A buy-limit order serves the inverse function of a stop-loss order. Rather than cutting losses when prices drift lower, limit orders allow traders to take a pre-determined amount of profits when prices move higher.
This lets traders lock in gains without having to keep a constant eye on the markets and try to execute a market order before things change again. Having the ability to place these kinds of orders is quite helpful in a market with notoriously high volatility like the cryptocurrency market. That’s one big reason experienced traders prefer GDax as opposed to Coinbase.
GDax vs Coinbase Trading Fees
One big advantage of GDax vs Coinbase involves GDax’s trading fees. Exchanges make their money by charging a small fee for every transaction, whether it be a sell or buy.
Some exchanges also require a fee for deposits or withdrawals, but not Coinbase or GDax. So, as far as fees are concerned, GDax wins out in the GDax vs Coinbase debate. GDax is able to charge lower fees than Coinbase because of higher trading volumes. People who trade currencies in the near-term tend to make more transactions, leading to higher profits for the exchange. So, while a fee for a buy or sell on Coinbase might be as high as 1.5%, the fee for a similar transaction on GDax might be as low as 0.25%.
GDax vs Coinbase and the Evolving Cryptocurrency Market
All things considered, GDax and Coinbase are very different exchanges. It’s tough to say which is better overall. Experienced traders will enjoy GDax because of the additional trading tools, technical indicators and charting features, and lower fees. Beginner users will find GDax confusing, though.
Coinbase offers a much more intuitive platform. And while the fees are higher on Coinbase, it won’t make a huge difference to the average person who might only make a few purchases a month at most. Unless you’re dealing with very large sums of money, the extra fees won’t add up into much more than a couple of bucks here and there.

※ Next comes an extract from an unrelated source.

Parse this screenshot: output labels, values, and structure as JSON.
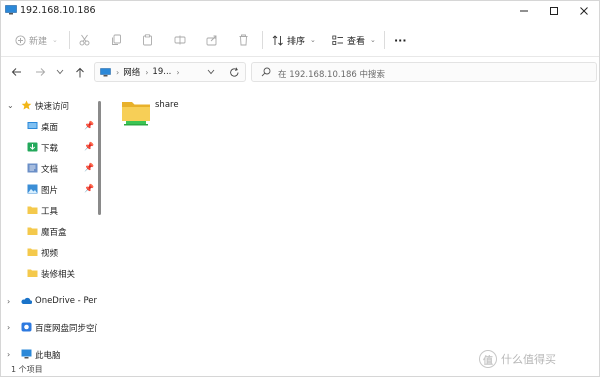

When looking at the comparison of GDax vs coinbase, you have to consider your wants and needs:
- Do you find yourself wanting to profit from short-term volatility in the markets?
- Are you experienced with financial trading platforms and their standard user-interfaces?
- What about charts, technical indicators like moving averages, Bollinger Bands, and Fibonacci retracements?
- Do you know how to use advanced trading features like stop-loss and buy-limit orders?
If the answer to questions like these is yes, then GDax might be for you. If you answered no to all of the above, however, you definitely want to go with Coinbase. Coinbase provides the easiest way to acquire the six different cryptocurrencies currently offered (seven if you include USDC). The GDax vs Coinbase debate is an easy choice depending on your needs and experience.